Driving through fertile farmlands of South Jersey adjacent to the nutrient poor soils of the Pine Barrens reminds geologists of the importance of the underlying geology. Glauconite is a green potassium iron phyllosilicate mineral familiar to most New Jersey geologists because it provides fertile farmlands in the “marls” of the coastal plain. The Cretaceous-Paleogene outcrop (i.e., the geologic boundary marking the end of the Mesozoic and the large extinction event that killed the dinosaurs) paralleling the NJ Turnpike is rich in glauconite, whereas the beachy sands of the Kirkwood-Cohansey Formations found in the Pine Barrens are rich in quartz. Since the time of Lyell, geologists recognized that these New Jersey glauconite layers were deposited during intervals of sea-level rise in continental shelf environments. These glauconite deposits are not only found onshore in New Jersey, but are also buried offshore beneath the modern continental shelf.
Not only are glauconite deposits important in soil and sea-level studies, but they have also become an important obstacle in engineering. Engineers installing offshore wind farms within these deep continental shelf geologic layers are finding that the unusual properties of this mineral pose unique geotechnical challenges. Specifically, glauconite grains tend to easily shatter into gummy, thick, sticky muds when disturbed by drilling or installing foundations due to its crushability. To address these challenges, a team of Rutgers scientists led by Rutgers Professor Ken Miller together with University of Massachusetts Professors Zack Westgate (University of Massachusetts Amherst) and Ryan Beemer (University of Massachusetts Dartmouth), as well as Haley & Aldrich Geotechnical Consulting, were contracted by a Joint Industry Partnership led by the Norwegian Geotechnical Institute through support from with two major offshore energy developers to locate sites to study the geotechnical properties of glauconite.

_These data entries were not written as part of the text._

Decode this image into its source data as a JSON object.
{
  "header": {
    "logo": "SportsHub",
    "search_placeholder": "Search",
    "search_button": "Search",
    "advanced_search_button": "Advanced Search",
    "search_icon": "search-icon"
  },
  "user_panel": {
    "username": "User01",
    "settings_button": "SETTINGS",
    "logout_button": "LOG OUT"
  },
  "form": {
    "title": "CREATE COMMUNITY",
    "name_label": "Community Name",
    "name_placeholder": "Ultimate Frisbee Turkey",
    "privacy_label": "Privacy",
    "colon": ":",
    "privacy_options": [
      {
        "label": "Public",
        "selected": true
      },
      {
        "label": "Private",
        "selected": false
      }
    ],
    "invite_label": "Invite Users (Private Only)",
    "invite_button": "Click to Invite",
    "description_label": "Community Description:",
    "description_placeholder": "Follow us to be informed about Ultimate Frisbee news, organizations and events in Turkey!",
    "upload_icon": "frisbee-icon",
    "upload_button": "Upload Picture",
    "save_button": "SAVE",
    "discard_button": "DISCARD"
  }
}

After an extensive hunt, the Search Farm in Upper Freehold Township was identified as an ideal location for tests. The site, owned by William (Bill) Search, is adjacent to the “Contact Creek” and Crosswicks Creek outcrops first recognized by Dick Olsson in 1960, as containing the contact between the Cretaceous (K) and Paleogene (Pg) and a major mass extinction, the K/Pg boundary. Drilling on the Search Farm in 2009 to study the K/Pg boundary showed that this site has a ~50 ft thick layer of glauconite sands comprising the Paleocene Hornerstown Formation overlying the Maastrichtian Navesink “greensands”. Both deposited on the middle continental shelf during a rise in sea level that inundated this area, and a world-class K/Pg boundary. Mr. Search agreed to lend his farm to the cause of science again in 2022.
From February to April, engineering studies were conducted on the greensands to evaluate their geotechnical properties. Work is still ongoing, but the knowledge obtained from these studies will inform future efforts to establish offshore wind farms. When asked about the significance of this project, Dr. Westgate stated “This project represents the first major joint industry field scale research effort in the US related to pile foundations for offshore wind. The amount of instrumentation deployed and data being collected for various aspects of pile foundation installation and performance will provide a solid basis for assessing the impact of glauconitic sands on East Coast developments.”